The veteran broadcaster Eamonn Holmes from Northern Ireland recently got himself into trouble when he used the word ‘uppity’ when talking about the Duchess of Sussex, Meghan Markle.
The 60-year-old presenter was questioned by his broadcasting employer last month after a complaint was made about his use of the word which has racial connotations. The head of diversity for the broadcaster wrote to the complainant explaining Eamonn was unaware of the history of the term ‘uppity’ and how it could be interpreted when describing Meghan Markle.
Historically, the term ‘uppity’ has been used in America to describe slaves who were acting above their ‘rightful place’ but in the UK it is used in context of social standing with no racial undertones.

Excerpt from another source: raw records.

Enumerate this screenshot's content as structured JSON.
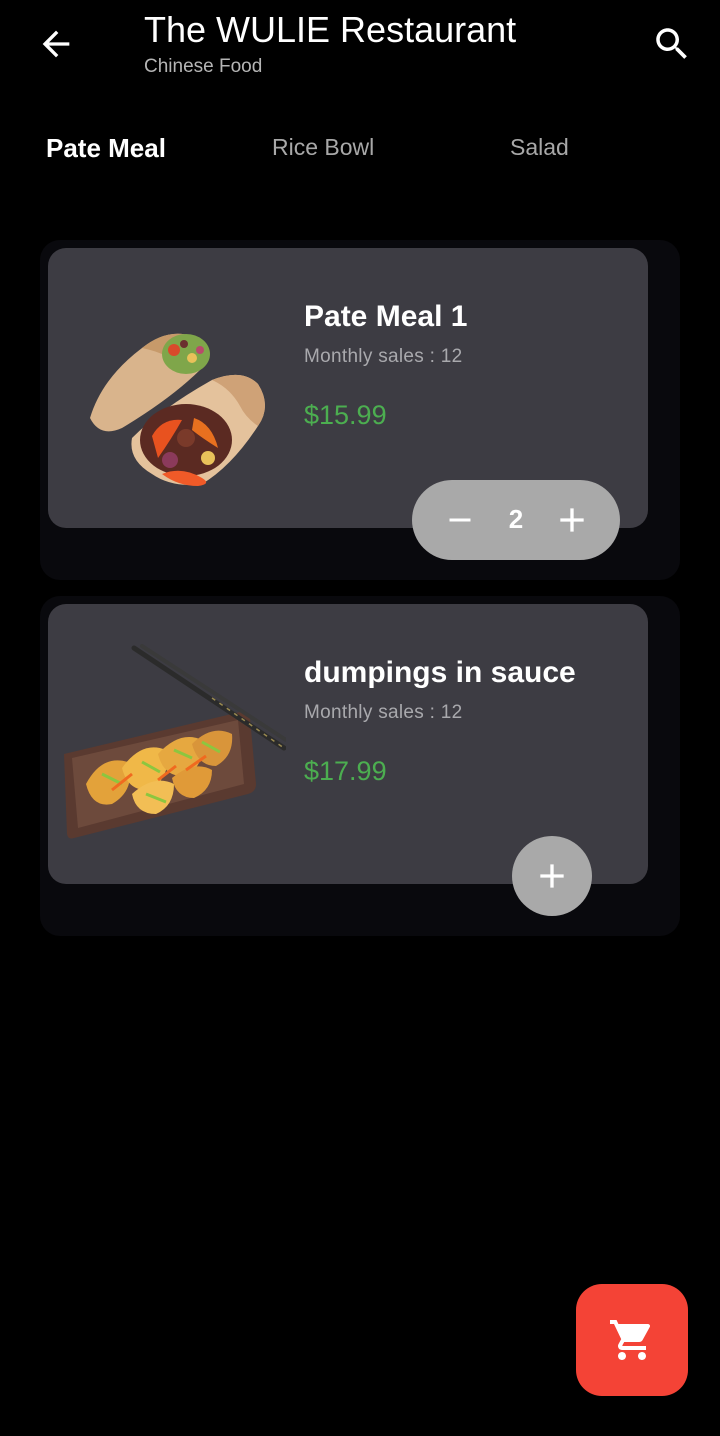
{
  "header": {
    "title": "The WULIE Restaurant",
    "subtitle": "Chinese Food",
    "back_icon": "arrow-back-icon",
    "search_icon": "search-icon"
  },
  "tabs": [
    {
      "label": "Pate Meal",
      "active": true
    },
    {
      "label": "Rice Bowl",
      "active": false
    },
    {
      "label": "Salad",
      "active": false
    }
  ],
  "items": [
    {
      "name": "Pate Meal 1",
      "sales": "Monthly sales : 12",
      "price": "$15.99",
      "quantity": "2",
      "image": "burrito-wrap-image"
    },
    {
      "name": "dumpings in sauce",
      "sales": "Monthly sales : 12",
      "price": "$17.99",
      "image": "dumplings-platter-image"
    }
  ],
  "cart": {
    "icon": "shopping-cart-icon"
  },
  "colors": {
    "background": "#000000",
    "card": "#3d3c43",
    "price": "#4cae50",
    "cart_button": "#f44336",
    "quantity_control": "#a9a9a9"
  }
}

In the USA a movement is emerging and driven largely by students to remove words, ideas and subjects that might cause discomfort or give offence. In 2017, Professor Jeannie Suk of Harvard University wrote an online article for The New Yorker about law students requesting rape law should no longer be part of the syllabus. In another case students asked professors not to use the word violate as it causes students distress.

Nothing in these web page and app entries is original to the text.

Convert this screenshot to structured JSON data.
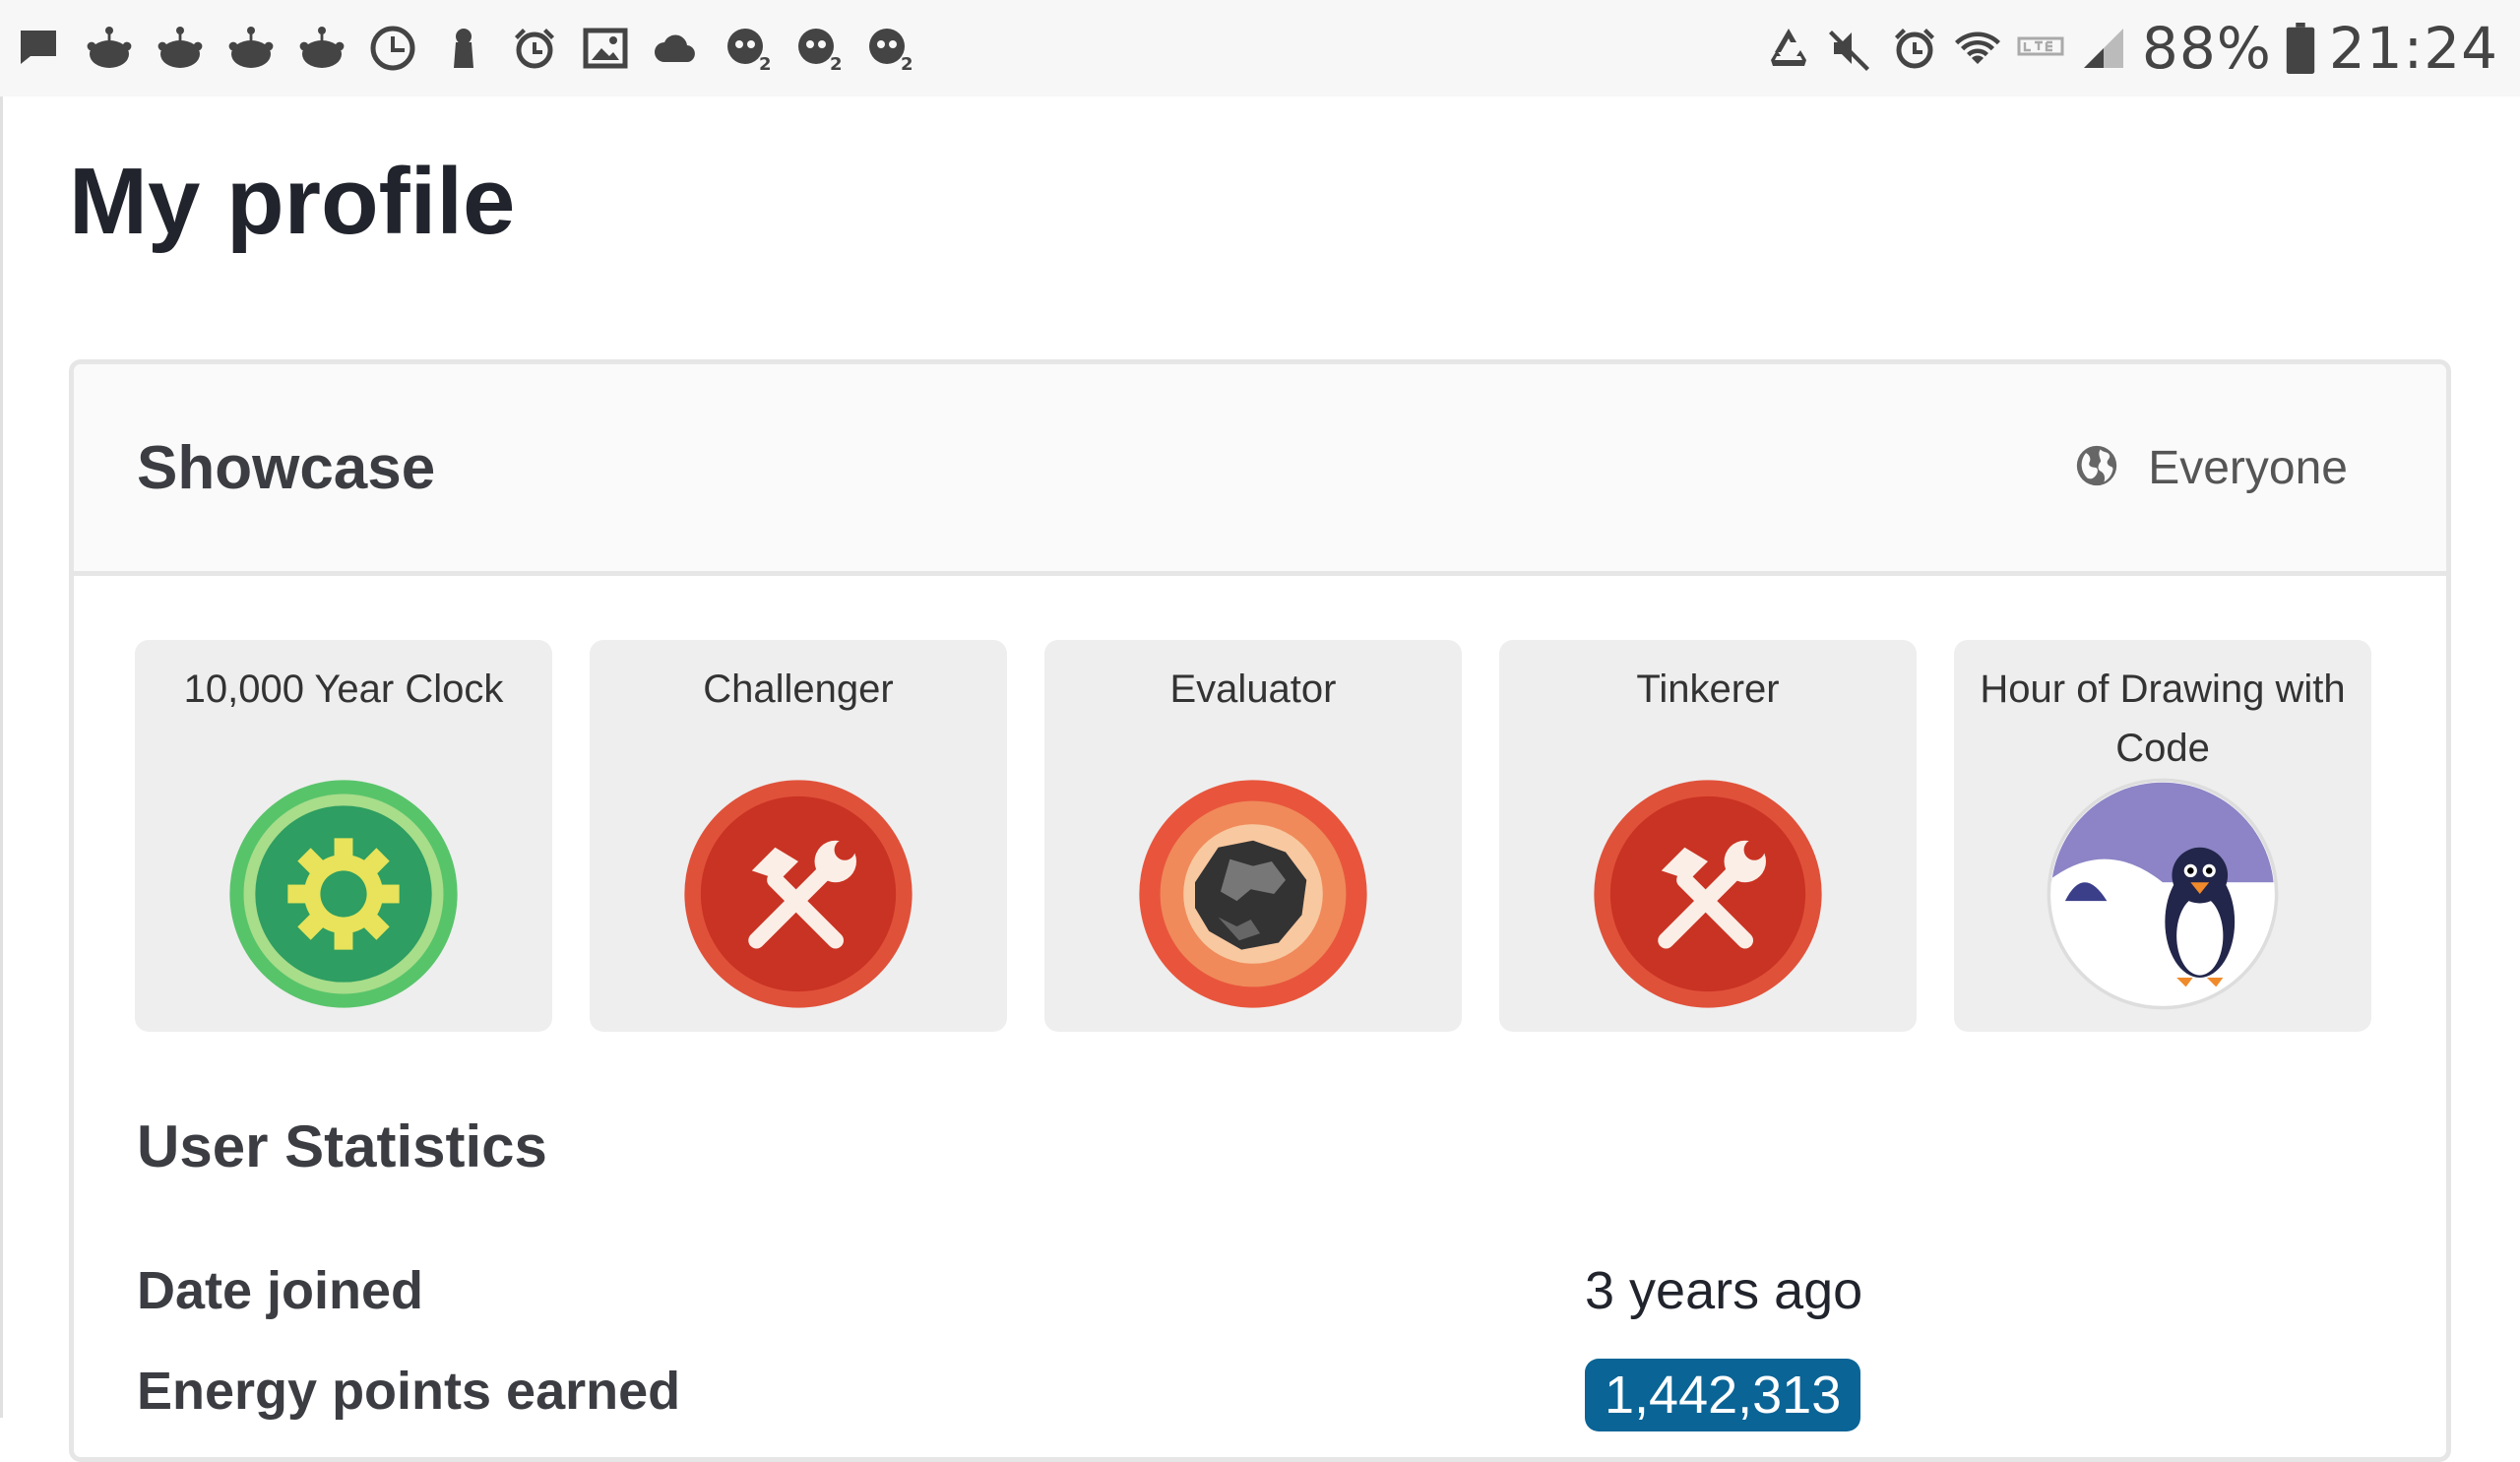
{
  "status_bar": {
    "left_icons": [
      "message-icon",
      "reddit-icon",
      "reddit-icon",
      "reddit-icon",
      "reddit-icon",
      "clock-icon",
      "keyhole-icon",
      "alarm-icon",
      "image-icon",
      "cloud-icon",
      "game-icon",
      "game-icon",
      "game-icon"
    ],
    "right_icons": [
      "recycle-icon",
      "mute-icon",
      "alarm-icon",
      "wifi-icon",
      "lte-icon",
      "signal-icon"
    ],
    "battery_percent": "88%",
    "time": "21:24"
  },
  "page": {
    "title": "My profile"
  },
  "showcase": {
    "title": "Showcase",
    "visibility_label": "Everyone",
    "visibility_icon": "globe-icon",
    "badges": [
      {
        "name": "10,000 Year Clock",
        "icon": "gear-badge-icon",
        "color": "#2e9e62"
      },
      {
        "name": "Challenger",
        "icon": "tools-badge-icon",
        "color": "#d4422b"
      },
      {
        "name": "Evaluator",
        "icon": "meteorite-badge-icon",
        "color": "#d4422b"
      },
      {
        "name": "Tinkerer",
        "icon": "tools-badge-icon",
        "color": "#d4422b"
      },
      {
        "name": "Hour of Drawing with Code",
        "icon": "penguin-badge-icon",
        "color": "#8c84c6"
      }
    ]
  },
  "stats": {
    "title": "User Statistics",
    "date_joined_label": "Date joined",
    "date_joined_value": "3 years ago",
    "energy_label": "Energy points earned",
    "energy_value": "1,442,313",
    "energy_color": "#0a6496"
  }
}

A number of popular comedians, including Jerry Seinfeld, have stopped performing on college campuses publicly condemning the oversensitivity of college students, saying too many of them can’t take a joke.
A new term microaggression impacts word choices that seem on their face to have no malicious intent but that are thought of as a kind of violence nonetheless. For example, it is a microaggression to ask an Asian American or Latino American “Where were you born?” because this implies that he or she is not a real American.

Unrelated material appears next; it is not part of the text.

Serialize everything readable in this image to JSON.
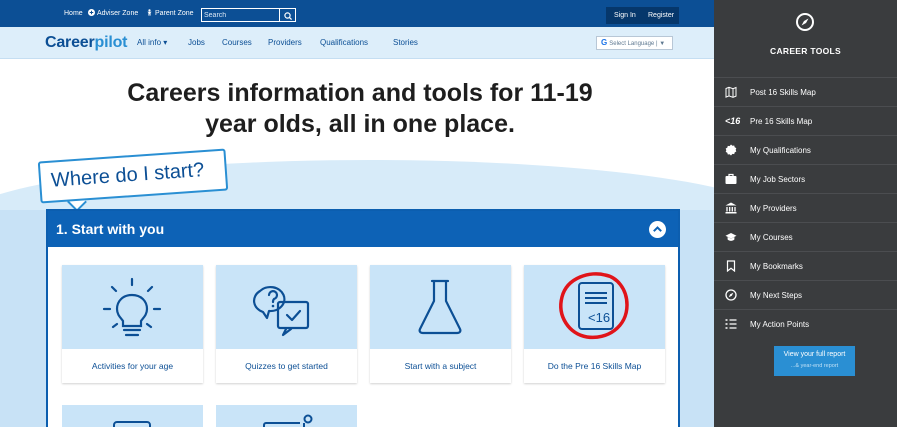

The media has described these developments as a resurgence of past political correctness. There are important differences between what’s happening now and what happened in the 1980s and 1990s. Back then there was a move to restrict hate speech aimed at marginalised groups. What is happening today is focused on not causing others emotional distress.
Historically those in the education profession focused on teaching students how to think and not what to think. The idea goes back as far as Socrates and is a way of teaching that develops critical thinking by encouraging students to question their own beliefs, as well as engrained ideas of others.
Part of the role of educational establishments and those who are teaching is to make sure students are taught to think in different ways. It must prepare them for professional life in the big wide world where they will have to survive. The real world demands intellectual engagement with people and ideas that might make others uncomfortable or even disgusted.
There is no doubt that the world where I grew up has for many vanished and been consigned to history. In recent years driven by increased awareness of crime, parents have restricted the freedoms children previously enjoyed. The freedoms I enjoyed as a child are viewed as irresponsible for many of the parents of today.
This change has resulted in many young people becoming young adults who are ill prepared for the real world. The social media generation of today fear what their words might do to their reputations and careers damage by stirring up online mobs against them.
This certainly is not progress.
Gordon is the former president and chief executive of BMMI. He can be reached at firstname.lastname@example.org